Jeff Rooker, Minister for Sustainable Food and Farming and Animal Health, said: "Honeybees are facing serious threats from a growing number of pests and diseases. It is vital that we do all we can to respond effectively to these threats and to sustain honeybees and beekeeping for today and for future generations.

"The strategy provides direction and focus for Government, beekeepers and other stakeholders working together over the next decade on sustaining honeybees. We are grateful for the constructive engagement with beekeeping associations over recent months to develop the strategy. Once the final strategy is published after consultation, we will need to work with the associations on a suitable implementation plan."

Interestingly, Defra's press release makes no mention* of Colony Collapse Disorder (CCD), which has blighted bee populations worldwide. The UK's apiarists recently demanded £8m for a research project aimed at saving the nation's honeybees from extinction, and specifically cited CCD as a major threat.

Tim Lovett, president of the British Beekeeping Association, said: "Beekeeping is still reeling from the varroa mite, which carries a number of viruses and which devastated thousands of hives across the country when it reached Britain ten years ago. Now there is a real danger that colony collapse disease - which has wiped out 80 per cent of bees in parts of the US - will appear in this country. Unless we develop effective protection, there could then be massive losses of bees across the country."

Defra's consultation runs until 29 August. There are full details here. ®

Bootnote

*The consultation document lists this "significant endemic risk" to honeybees: "Honeybee viruses associated with varroa infestation leading to colony losses. An increase in colony losses has been observed over recent years, mainly due to varroa and viruses, though other as yet undetermined causes could be contributing to losses."

Boost IT visibility and business value

More from The Register

next story
Boffins attempt to prove the UNIVERSE IS JUST A HOLOGRAM
Is this the real life? Is this just fantasy?
China building SUPERSONIC SUBMARINE that travels in a BUBBLE
Shanghai to San Fran in two hours would be a trick, though
Our LOHAN spaceplane ballocket Kickstarter climbs through £8000
Through 25 per cent but more is needed: Get your UNIQUE rewards!
CRR-CRRRK, beep, beep: Mars space truck backs out of slippery sand trap
Curiosity finds new drilling target after course correction
SpaceX prototype rocket EXPLODES over Texas. 'Tricky' biz, says Elon Musk
No injuries or near injuries. Flight stayed in designated area
Galileo, Galileo! Galileo, Galileo! Galileo fit to go. Magnifico
I'm just a poor boy, nobody loves me. But at least I can find my way with ESA GPS by 2017
Astronomers scramble for obs on new comet
Amateur gets fifth confirmed discovery
prev story

Whitepapers
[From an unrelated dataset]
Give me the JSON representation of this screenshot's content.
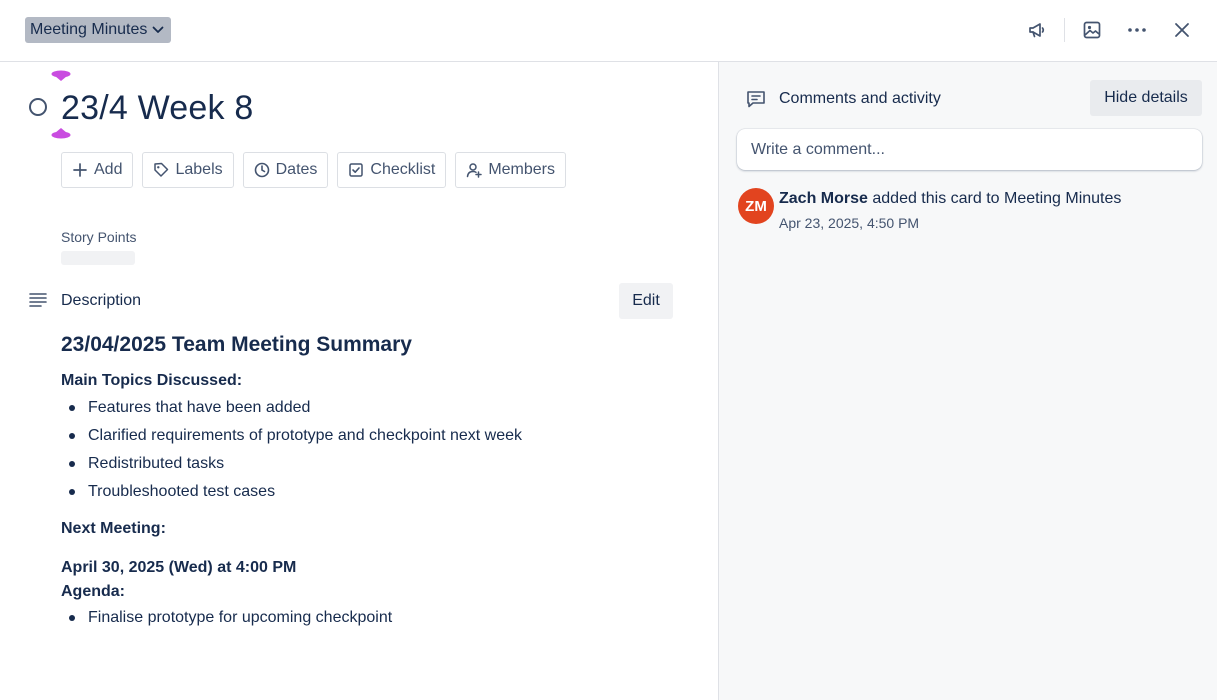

Implementing global e-invoicing with guaranteed legal certainty
Explaining the role local tax compliance plays in successful supply chain management and e-business and how leading global brands are addressing this.
Endpoint data privacy in the cloud is easier than you think
Innovations in encryption and storage resolve issues of data privacy and key requirements for companies to look for in a solution.
Scale data protection with your virtual environment
To scale at the rate of virtualization growth, data protection solutions need to adopt new capabilities and simplify current features.
Boost IT visibility and business value
How building a great service catalog relieves pressure points and demonstrates the value of IT service management.
High Performance for All
While HPC is not new, it has traditionally been seen as a specialist area – is it now geared up to meet more mainstream requirements?